I had one last thought: ‘maybe it is important to be like a bat and send your vibe out to the people and things around you. Then, when they give you feedback, you’ll know where you stand and you might even get fed with some good energy that will help you get to where you want to go!’
I panicked. “This world is too big!” I exclaimed to the scientist, “How am I supposed to know which way to go?”
“Navigation,” he said, calmly. “It allows you to determine your position and direction on or above the surface of this world. I will teach you. It will be your first science.”
He turned and set off towards an incline nearby. “We humans,” he began, without even checking to see I was following, “Started with human navigation. It is more of a visualisation in our minds, an internal sense of spatial awareness. Strategies for gaining this differ from person to person. You though,” he said, looking at me for the first time, “Are unfamiliar with this world and it is big.” He trailed off.
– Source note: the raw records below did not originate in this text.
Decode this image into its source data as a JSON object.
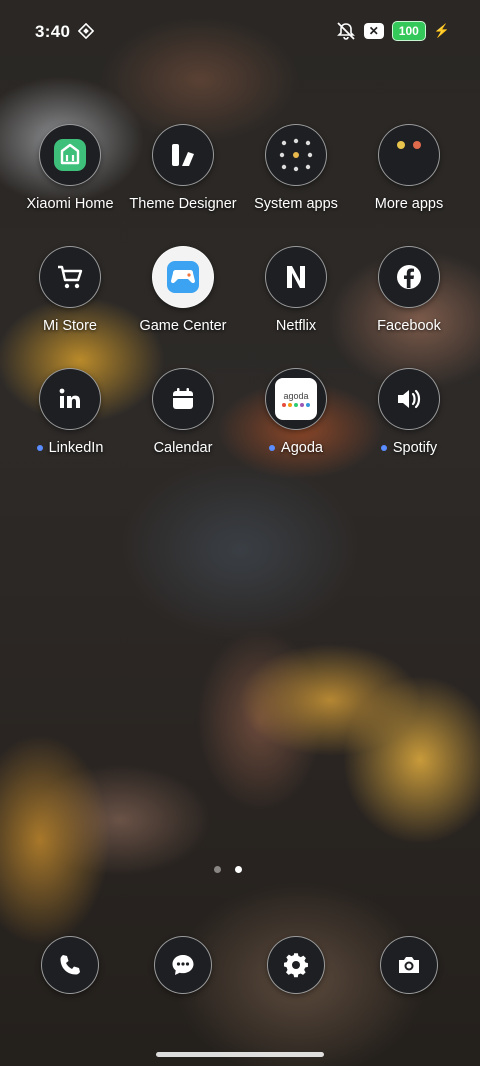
{
  "status": {
    "time": "3:40",
    "battery": "100"
  },
  "apps": [
    {
      "label": "Xiaomi Home",
      "icon": "xiaomi-home-icon",
      "dot": false
    },
    {
      "label": "Theme Designer",
      "icon": "theme-designer-icon",
      "dot": false
    },
    {
      "label": "System apps",
      "icon": "system-apps-folder-icon",
      "dot": false
    },
    {
      "label": "More apps",
      "icon": "more-apps-folder-icon",
      "dot": false
    },
    {
      "label": "Mi Store",
      "icon": "cart-icon",
      "dot": false
    },
    {
      "label": "Game Center",
      "icon": "gamepad-icon",
      "dot": false
    },
    {
      "label": "Netflix",
      "icon": "netflix-icon",
      "dot": false
    },
    {
      "label": "Facebook",
      "icon": "facebook-icon",
      "dot": false
    },
    {
      "label": "LinkedIn",
      "icon": "linkedin-icon",
      "dot": true
    },
    {
      "label": "Calendar",
      "icon": "calendar-icon",
      "dot": false
    },
    {
      "label": "Agoda",
      "icon": "agoda-icon",
      "dot": true,
      "icon_text": "agoda"
    },
    {
      "label": "Spotify",
      "icon": "speaker-icon",
      "dot": true
    }
  ],
  "dock": [
    {
      "name": "phone-icon"
    },
    {
      "name": "messages-icon"
    },
    {
      "name": "settings-gear-icon"
    },
    {
      "name": "camera-icon"
    }
  ],
  "pager": {
    "pages": 2,
    "active": 2
  },
  "colors": {
    "accent_dot": "#5a8dff",
    "battery": "#34c759"
  }
}
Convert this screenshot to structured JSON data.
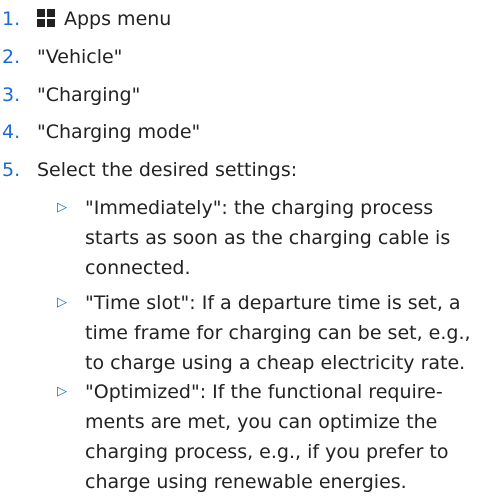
{
  "steps": [
    {
      "num": "1.",
      "label": "Apps menu",
      "icon": "apps-grid-icon"
    },
    {
      "num": "2.",
      "label": "\"Vehicle\""
    },
    {
      "num": "3.",
      "label": "\"Charging\""
    },
    {
      "num": "4.",
      "label": "\"Charging mode\""
    },
    {
      "num": "5.",
      "label": "Select the desired settings:"
    }
  ],
  "bullet_marker": "▷",
  "bullets": [
    {
      "lines": [
        "\"Immediately\": the charging process",
        "starts as soon as the charging cable is",
        "connected."
      ]
    },
    {
      "lines": [
        "\"Time slot\": If a departure time is set, a",
        "time frame for charging can be set, e.g.,",
        "to charge using a cheap electricity rate."
      ]
    },
    {
      "lines": [
        "\"Optimized\": If the functional require-",
        "ments are met, you can optimize the",
        "charging process, e.g., if you prefer to",
        "charge using renewable energies."
      ]
    }
  ],
  "colors": {
    "accent": "#1c69d4",
    "text": "#222222"
  }
}
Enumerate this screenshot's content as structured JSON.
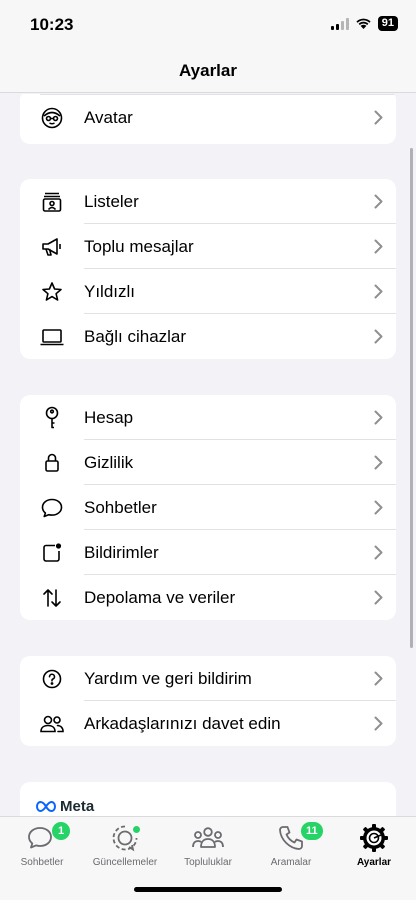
{
  "status_bar": {
    "time": "10:23",
    "battery": "91"
  },
  "nav": {
    "title": "Ayarlar"
  },
  "groups": [
    {
      "items": [
        {
          "label": "Avatar",
          "icon": "avatar-icon"
        }
      ]
    },
    {
      "items": [
        {
          "label": "Listeler",
          "icon": "lists-icon"
        },
        {
          "label": "Toplu mesajlar",
          "icon": "megaphone-icon"
        },
        {
          "label": "Yıldızlı",
          "icon": "star-icon"
        },
        {
          "label": "Bağlı cihazlar",
          "icon": "laptop-icon"
        }
      ]
    },
    {
      "items": [
        {
          "label": "Hesap",
          "icon": "key-icon"
        },
        {
          "label": "Gizlilik",
          "icon": "lock-icon"
        },
        {
          "label": "Sohbetler",
          "icon": "chat-bubble-icon"
        },
        {
          "label": "Bildirimler",
          "icon": "notification-icon"
        },
        {
          "label": "Depolama ve veriler",
          "icon": "arrows-up-down-icon"
        }
      ]
    },
    {
      "items": [
        {
          "label": "Yardım ve geri bildirim",
          "icon": "help-icon"
        },
        {
          "label": "Arkadaşlarınızı davet edin",
          "icon": "people-icon"
        }
      ]
    }
  ],
  "meta": {
    "label": "Meta"
  },
  "tabs": [
    {
      "label": "Sohbetler",
      "badge": "1",
      "icon": "chats-tab-icon"
    },
    {
      "label": "Güncellemeler",
      "icon": "updates-tab-icon"
    },
    {
      "label": "Topluluklar",
      "icon": "communities-tab-icon"
    },
    {
      "label": "Aramalar",
      "badge": "11",
      "icon": "calls-tab-icon"
    },
    {
      "label": "Ayarlar",
      "icon": "settings-tab-icon",
      "active": true
    }
  ],
  "colors": {
    "accent": "#25d366",
    "background": "#f2f2f7"
  }
}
We had climbed to a clearing on the ridge-line above the lower-lying mist and I could see for the first time, across the forest canopy, the lie of the land of the World of Science. Dusk was upon us and the sun was beginning to set. “Beautiful.” I uttered, into the ineffable expanse.
The scientist let it soak in. “You,” he continued after a while, “will benefit most from the use of more general external cues and relating them to each other to determine where you are and the direction you are going. This is called allocentric navigation. It has evolved to be more typical for us males perhaps because of our traditional role as hunters. Look here..” He offered me the back of his hand, on which there was a tattoo of a cross with a letter at each of the four line-endings: N, E, S, W. “The four cardinal directions, like those on a compass.” He explained. “You can draw these external cues from the world out there: see where the sun has set? That is West. Opposite to that is East. You can then work out North and South but the stars may also help.” I looked up and there they were, as if by magic.
“See that diamond shape with the two bright stars pointing towards it?” The scientist went on, “It is a constellation called the Southern Cross or Māhutonga in Māori culture. They and other early sailors of the Pacific Ocean used to use it to find South – ‘tonga’ means South or southerly you know. First, imagine a line connecting the Pointers. Then, extend another line at a right angle from the mid-point of it, until that line meets another extended along the long axis of the Southern Cross. The meeting place is the approximate location of the South Celestial Pole. You locate South by dropping a vertical line from here to the horizon.”
We were deep into the night now and I stared at the scientist, flabbergasted: “Is that really all science?”
“Yes.” He replied with a friendly smile.
“And do you have to be a scientist to know all that?” I asked despairingly.
“Want to know a secret?” He said. “I am no more than a man who knows a bit about where I am and which way I am going from observing things and listening to people where I have been already. Now I have shared some of it with you and you can believe it or not. This world, after all, is yours to discover in your own way. We are all scientists really, you know. Here,” he concluded, “Take this, I don’t need it anymore. It’s not a GPS – they’re expensive and another story altogether – but it might just help you to know the World of Science like the back of your hand one day.”
I unfolded the worn, old piece of paper he had handed me. It was a map! Most of the place-names had worn off (if there had ever been any at all) but it gave me a general idea of where I was and which way I was going. With that comfort in my hand and in my head, I thanked my teacher sincerely and, with a sudden tiredness from the day, I drifted off to sleep.
I have been walking
Surrounded by mist.
Amongst it, stalking,
Are the scientists.
Recently I caught one
And he was surprisingly kind,
Saying: “Your journey has just begun,
It is good to see you have opened your mind.”